--- Material for this exercise ---

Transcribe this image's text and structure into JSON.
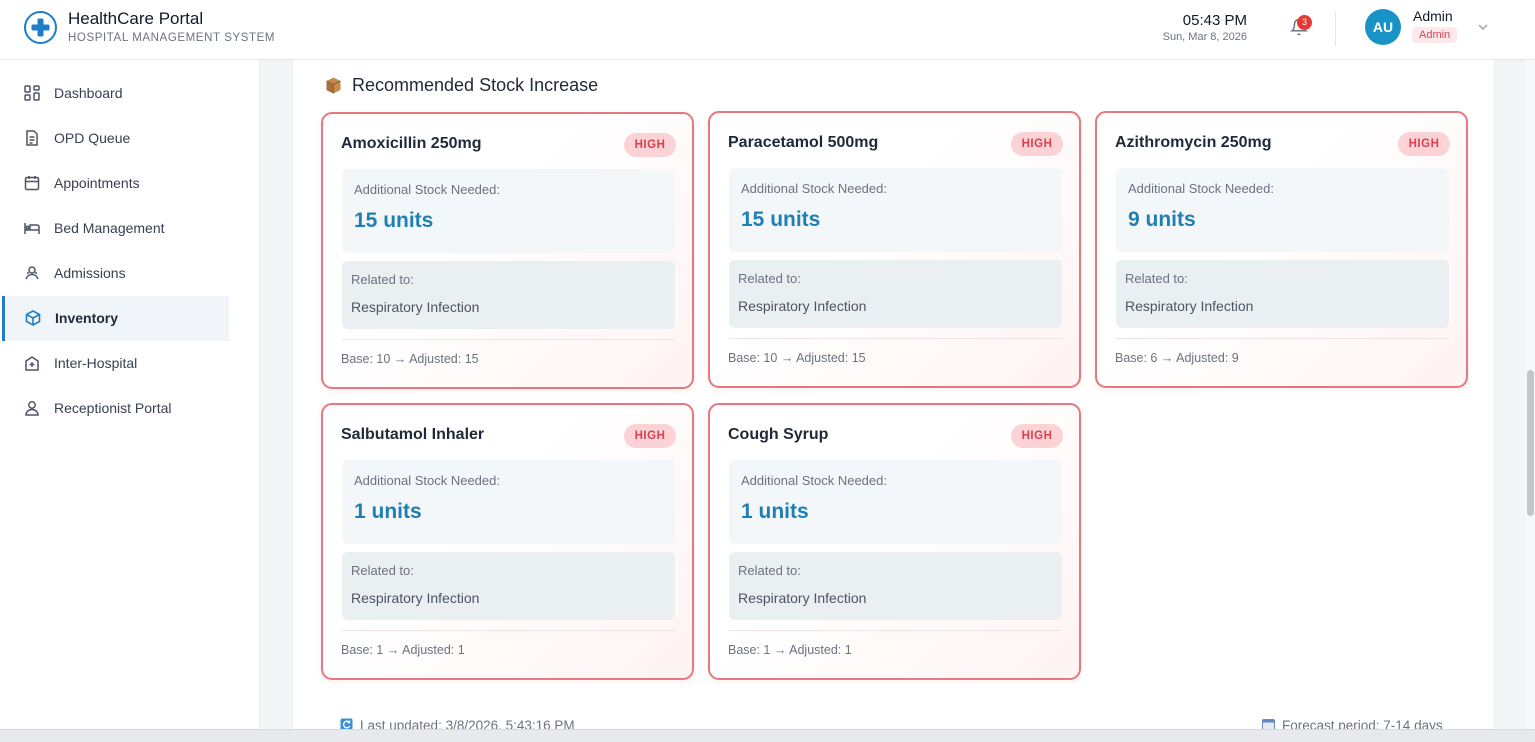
{
  "app": {
    "title": "HealthCare Portal",
    "subtitle": "HOSPITAL MANAGEMENT SYSTEM"
  },
  "header": {
    "time": "05:43 PM",
    "date": "Sun, Mar 8, 2026",
    "notification_count": "3",
    "user_initials": "AU",
    "user_name": "Admin",
    "user_role": "Admin"
  },
  "sidebar": {
    "items": [
      {
        "label": "Dashboard",
        "icon": "grid-icon"
      },
      {
        "label": "OPD Queue",
        "icon": "clipboard-icon"
      },
      {
        "label": "Appointments",
        "icon": "calendar-icon"
      },
      {
        "label": "Bed Management",
        "icon": "bed-icon"
      },
      {
        "label": "Admissions",
        "icon": "person-icon"
      },
      {
        "label": "Inventory",
        "icon": "box-icon",
        "active": true
      },
      {
        "label": "Inter-Hospital",
        "icon": "hospital-icon"
      },
      {
        "label": "Receptionist Portal",
        "icon": "user-icon"
      }
    ]
  },
  "section": {
    "title": "Recommended Stock Increase",
    "icon": "package-icon"
  },
  "cards": [
    {
      "name": "Amoxicillin 250mg",
      "priority": "HIGH",
      "stock_label": "Additional Stock Needed:",
      "stock": "15 units",
      "related_label": "Related to:",
      "related": "Respiratory Infection",
      "base": "Base: 10 → Adjusted: 15"
    },
    {
      "name": "Paracetamol 500mg",
      "priority": "HIGH",
      "stock_label": "Additional Stock Needed:",
      "stock": "15 units",
      "related_label": "Related to:",
      "related": "Respiratory Infection",
      "base": "Base: 10 → Adjusted: 15"
    },
    {
      "name": "Azithromycin 250mg",
      "priority": "HIGH",
      "stock_label": "Additional Stock Needed:",
      "stock": "9 units",
      "related_label": "Related to:",
      "related": "Respiratory Infection",
      "base": "Base: 6 → Adjusted: 9"
    },
    {
      "name": "Salbutamol Inhaler",
      "priority": "HIGH",
      "stock_label": "Additional Stock Needed:",
      "stock": "1 units",
      "related_label": "Related to:",
      "related": "Respiratory Infection",
      "base": "Base: 1 → Adjusted: 1"
    },
    {
      "name": "Cough Syrup",
      "priority": "HIGH",
      "stock_label": "Additional Stock Needed:",
      "stock": "1 units",
      "related_label": "Related to:",
      "related": "Respiratory Infection",
      "base": "Base: 1 → Adjusted: 1"
    }
  ],
  "footer": {
    "last_updated": "Last updated: 3/8/2026, 5:43:16 PM",
    "forecast_period": "Forecast period: 7-14 days"
  },
  "colors": {
    "accent": "#1e7ec8",
    "card_border": "#e8787f",
    "badge_bg": "#fbd3d6",
    "badge_text": "#d7424f",
    "stock_value": "#1f7fb3"
  }
}
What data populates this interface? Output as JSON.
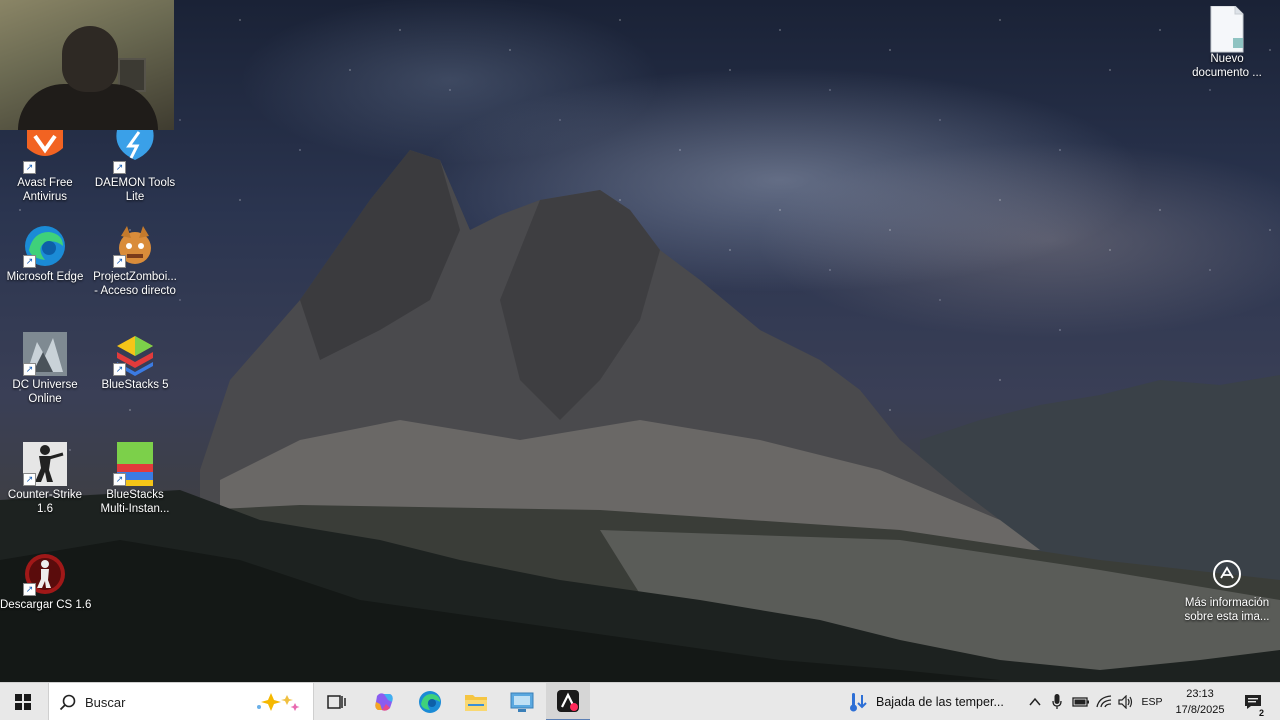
{
  "desktop_icons": [
    {
      "id": "avast",
      "label": "Avast Free\nAntivirus"
    },
    {
      "id": "daemon",
      "label": "DAEMON Tools\nLite"
    },
    {
      "id": "edge",
      "label": "Microsoft Edge"
    },
    {
      "id": "zomboid",
      "label": "ProjectZomboi...\n- Acceso directo"
    },
    {
      "id": "dcuo",
      "label": "DC Universe\nOnline"
    },
    {
      "id": "bluestacks5",
      "label": "BlueStacks 5"
    },
    {
      "id": "counterstrike",
      "label": "Counter-Strike\n1.6"
    },
    {
      "id": "bsmulti",
      "label": "BlueStacks\nMulti-Instan..."
    },
    {
      "id": "descargarcs",
      "label": "Descargar CS 1.6"
    },
    {
      "id": "nuevodoc",
      "label": "Nuevo\ndocumento ..."
    }
  ],
  "spotlight": {
    "label": "Más información\nsobre esta ima..."
  },
  "taskbar": {
    "search_placeholder": "Buscar",
    "weather_text": "Bajada de las temper...",
    "language": "ESP",
    "time": "23:13",
    "date": "17/8/2025",
    "notification_count": "2"
  },
  "icons": {
    "start": "windows-logo-icon",
    "search": "magnifier-icon",
    "taskview": "task-view-icon",
    "copilot": "copilot-icon",
    "edge": "edge-icon",
    "explorer": "file-explorer-icon",
    "photos": "monitor-app-icon",
    "adobe": "creative-app-icon"
  }
}
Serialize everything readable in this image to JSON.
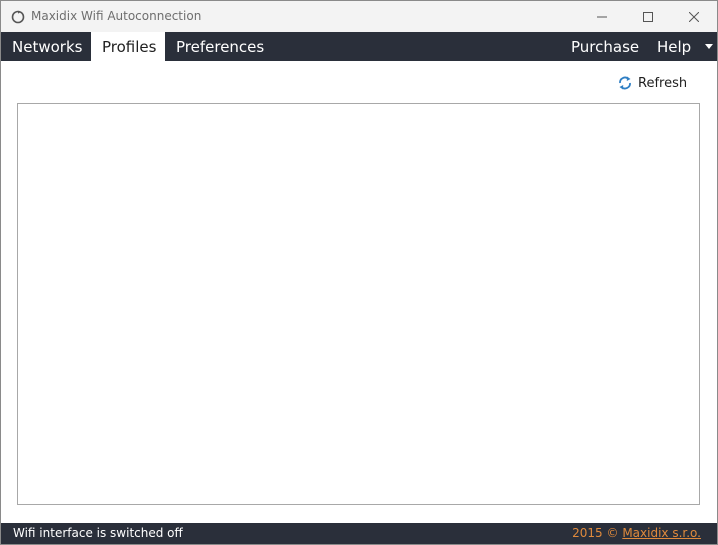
{
  "window": {
    "title": "Maxidix Wifi Autoconnection"
  },
  "menu": {
    "tabs": [
      {
        "label": "Networks"
      },
      {
        "label": "Profiles",
        "active": true
      },
      {
        "label": "Preferences"
      }
    ],
    "purchase_label": "Purchase",
    "help_label": "Help"
  },
  "toolbar": {
    "refresh_label": "Refresh"
  },
  "statusbar": {
    "status_text": "Wifi interface is switched off",
    "year": "2015 ©",
    "company": "Maxidix s.r.o."
  },
  "colors": {
    "menubar_bg": "#2a2f3a",
    "accent": "#e08a3c",
    "titlebar_bg": "#f3f3f3"
  },
  "icons": {
    "app": "circular-refresh-icon",
    "minimize": "minimize-icon",
    "maximize": "maximize-icon",
    "close": "close-icon",
    "refresh": "refresh-icon",
    "dropdown": "chevron-down-icon"
  }
}
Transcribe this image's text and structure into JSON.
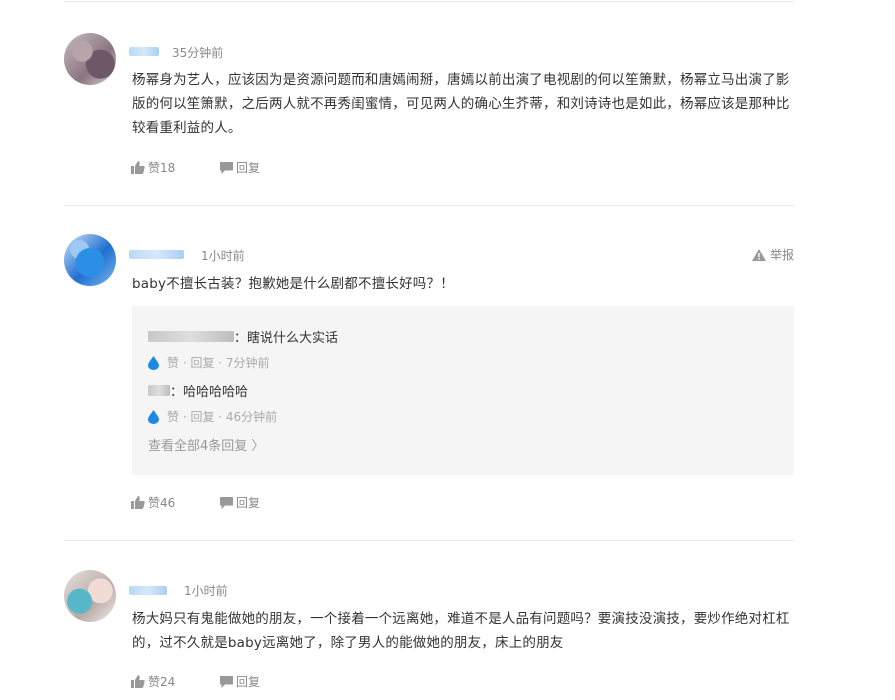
{
  "comments": [
    {
      "time": "35分钟前",
      "text": "杨幂身为艺人，应该因为是资源问题而和唐嫣闹掰，唐嫣以前出演了电视剧的何以笙箫默，杨幂立马出演了影版的何以笙箫默，之后两人就不再秀闺蜜情，可见两人的确心生芥蒂，和刘诗诗也是如此，杨幂应该是那种比较看重利益的人。",
      "like_label": "赞18",
      "reply_label": "回复"
    },
    {
      "time": "1小时前",
      "report_label": "举报",
      "text": "baby不擅长古装？抱歉她是什么剧都不擅长好吗？！",
      "like_label": "赞46",
      "reply_label": "回复",
      "replies": [
        {
          "text": "：瞎说什么大实话",
          "meta": "赞 · 回复 · 7分钟前"
        },
        {
          "text": "：哈哈哈哈哈",
          "meta": "赞 · 回复 · 46分钟前"
        }
      ],
      "view_all": "查看全部4条回复 〉"
    },
    {
      "time": "1小时前",
      "text": "杨大妈只有鬼能做她的朋友，一个接着一个远离她，难道不是人品有问题吗？要演技没演技，要炒作绝对杠杠的，过不久就是baby远离她了，除了男人的能做她的朋友，床上的朋友",
      "like_label": "赞24",
      "reply_label": "回复"
    }
  ],
  "colors": {
    "accent": "#1e88e5",
    "muted": "#888888",
    "subbox_bg": "#f5f5f5"
  },
  "icons": [
    "thumb-up-icon",
    "speech-bubble-icon",
    "warning-icon",
    "water-drop-icon"
  ]
}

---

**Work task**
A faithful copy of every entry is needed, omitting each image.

**The answer**
Transcribe this image's text and structure into JSON.
{
  "app": {
    "title": "HealthCare Portal",
    "subtitle": "HOSPITAL MANAGEMENT SYSTEM"
  },
  "header": {
    "time": "05:43 PM",
    "date": "Sun, Mar 8, 2026",
    "notification_count": "3",
    "user_initials": "AU",
    "user_name": "Admin",
    "user_role": "Admin"
  },
  "sidebar": {
    "items": [
      {
        "label": "Dashboard",
        "icon": "grid-icon"
      },
      {
        "label": "OPD Queue",
        "icon": "clipboard-icon"
      },
      {
        "label": "Appointments",
        "icon": "calendar-icon"
      },
      {
        "label": "Bed Management",
        "icon": "bed-icon"
      },
      {
        "label": "Admissions",
        "icon": "person-icon"
      },
      {
        "label": "Inventory",
        "icon": "box-icon",
        "active": true
      },
      {
        "label": "Inter-Hospital",
        "icon": "hospital-icon"
      },
      {
        "label": "Receptionist Portal",
        "icon": "user-icon"
      }
    ]
  },
  "section": {
    "title": "Recommended Stock Increase",
    "icon": "package-icon"
  },
  "cards": [
    {
      "name": "Amoxicillin 250mg",
      "priority": "HIGH",
      "stock_label": "Additional Stock Needed:",
      "stock": "15 units",
      "related_label": "Related to:",
      "related": "Respiratory Infection",
      "base": "Base: 10 → Adjusted: 15"
    },
    {
      "name": "Paracetamol 500mg",
      "priority": "HIGH",
      "stock_label": "Additional Stock Needed:",
      "stock": "15 units",
      "related_label": "Related to:",
      "related": "Respiratory Infection",
      "base": "Base: 10 → Adjusted: 15"
    },
    {
      "name": "Azithromycin 250mg",
      "priority": "HIGH",
      "stock_label": "Additional Stock Needed:",
      "stock": "9 units",
      "related_label": "Related to:",
      "related": "Respiratory Infection",
      "base": "Base: 6 → Adjusted: 9"
    },
    {
      "name": "Salbutamol Inhaler",
      "priority": "HIGH",
      "stock_label": "Additional Stock Needed:",
      "stock": "1 units",
      "related_label": "Related to:",
      "related": "Respiratory Infection",
      "base": "Base: 1 → Adjusted: 1"
    },
    {
      "name": "Cough Syrup",
      "priority": "HIGH",
      "stock_label": "Additional Stock Needed:",
      "stock": "1 units",
      "related_label": "Related to:",
      "related": "Respiratory Infection",
      "base": "Base: 1 → Adjusted: 1"
    }
  ],
  "footer": {
    "last_updated": "Last updated: 3/8/2026, 5:43:16 PM",
    "forecast_period": "Forecast period: 7-14 days"
  },
  "colors": {
    "accent": "#1e7ec8",
    "card_border": "#e8787f",
    "badge_bg": "#fbd3d6",
    "badge_text": "#d7424f",
    "stock_value": "#1f7fb3"
  }
}
What data populates this interface? Output as JSON.
{
  "desktop_icons": [
    {
      "id": "avast",
      "label": "Avast Free\nAntivirus"
    },
    {
      "id": "daemon",
      "label": "DAEMON Tools\nLite"
    },
    {
      "id": "edge",
      "label": "Microsoft Edge"
    },
    {
      "id": "zomboid",
      "label": "ProjectZomboi...\n- Acceso directo"
    },
    {
      "id": "dcuo",
      "label": "DC Universe\nOnline"
    },
    {
      "id": "bluestacks5",
      "label": "BlueStacks 5"
    },
    {
      "id": "counterstrike",
      "label": "Counter-Strike\n1.6"
    },
    {
      "id": "bsmulti",
      "label": "BlueStacks\nMulti-Instan..."
    },
    {
      "id": "descargarcs",
      "label": "Descargar CS 1.6"
    },
    {
      "id": "nuevodoc",
      "label": "Nuevo\ndocumento ..."
    }
  ],
  "spotlight": {
    "label": "Más información\nsobre esta ima..."
  },
  "taskbar": {
    "search_placeholder": "Buscar",
    "weather_text": "Bajada de las temper...",
    "language": "ESP",
    "time": "23:13",
    "date": "17/8/2025",
    "notification_count": "2"
  },
  "icons": {
    "start": "windows-logo-icon",
    "search": "magnifier-icon",
    "taskview": "task-view-icon",
    "copilot": "copilot-icon",
    "edge": "edge-icon",
    "explorer": "file-explorer-icon",
    "photos": "monitor-app-icon",
    "adobe": "creative-app-icon"
  }
}
Serialize everything readable in this image to JSON.
{
  "window": {
    "title": "Maxidix Wifi Autoconnection"
  },
  "menu": {
    "tabs": [
      {
        "label": "Networks"
      },
      {
        "label": "Profiles",
        "active": true
      },
      {
        "label": "Preferences"
      }
    ],
    "purchase_label": "Purchase",
    "help_label": "Help"
  },
  "toolbar": {
    "refresh_label": "Refresh"
  },
  "statusbar": {
    "status_text": "Wifi interface is switched off",
    "year": "2015 ©",
    "company": "Maxidix s.r.o."
  },
  "colors": {
    "menubar_bg": "#2a2f3a",
    "accent": "#e08a3c",
    "titlebar_bg": "#f3f3f3"
  },
  "icons": {
    "app": "circular-refresh-icon",
    "minimize": "minimize-icon",
    "maximize": "maximize-icon",
    "close": "close-icon",
    "refresh": "refresh-icon",
    "dropdown": "chevron-down-icon"
  }
}
Transcribe this image's text and structure into JSON.
{
  "comments": [
    {
      "time": "35分钟前",
      "text": "杨幂身为艺人，应该因为是资源问题而和唐嫣闹掰，唐嫣以前出演了电视剧的何以笙箫默，杨幂立马出演了影版的何以笙箫默，之后两人就不再秀闺蜜情，可见两人的确心生芥蒂，和刘诗诗也是如此，杨幂应该是那种比较看重利益的人。",
      "like_label": "赞18",
      "reply_label": "回复"
    },
    {
      "time": "1小时前",
      "report_label": "举报",
      "text": "baby不擅长古装？抱歉她是什么剧都不擅长好吗？！",
      "like_label": "赞46",
      "reply_label": "回复",
      "replies": [
        {
          "text": "：瞎说什么大实话",
          "meta": "赞 · 回复 · 7分钟前"
        },
        {
          "text": "：哈哈哈哈哈",
          "meta": "赞 · 回复 · 46分钟前"
        }
      ],
      "view_all": "查看全部4条回复 〉"
    },
    {
      "time": "1小时前",
      "text": "杨大妈只有鬼能做她的朋友，一个接着一个远离她，难道不是人品有问题吗？要演技没演技，要炒作绝对杠杠的，过不久就是baby远离她了，除了男人的能做她的朋友，床上的朋友",
      "like_label": "赞24",
      "reply_label": "回复"
    }
  ],
  "colors": {
    "accent": "#1e88e5",
    "muted": "#888888",
    "subbox_bg": "#f5f5f5"
  },
  "icons": [
    "thumb-up-icon",
    "speech-bubble-icon",
    "warning-icon",
    "water-drop-icon"
  ]
}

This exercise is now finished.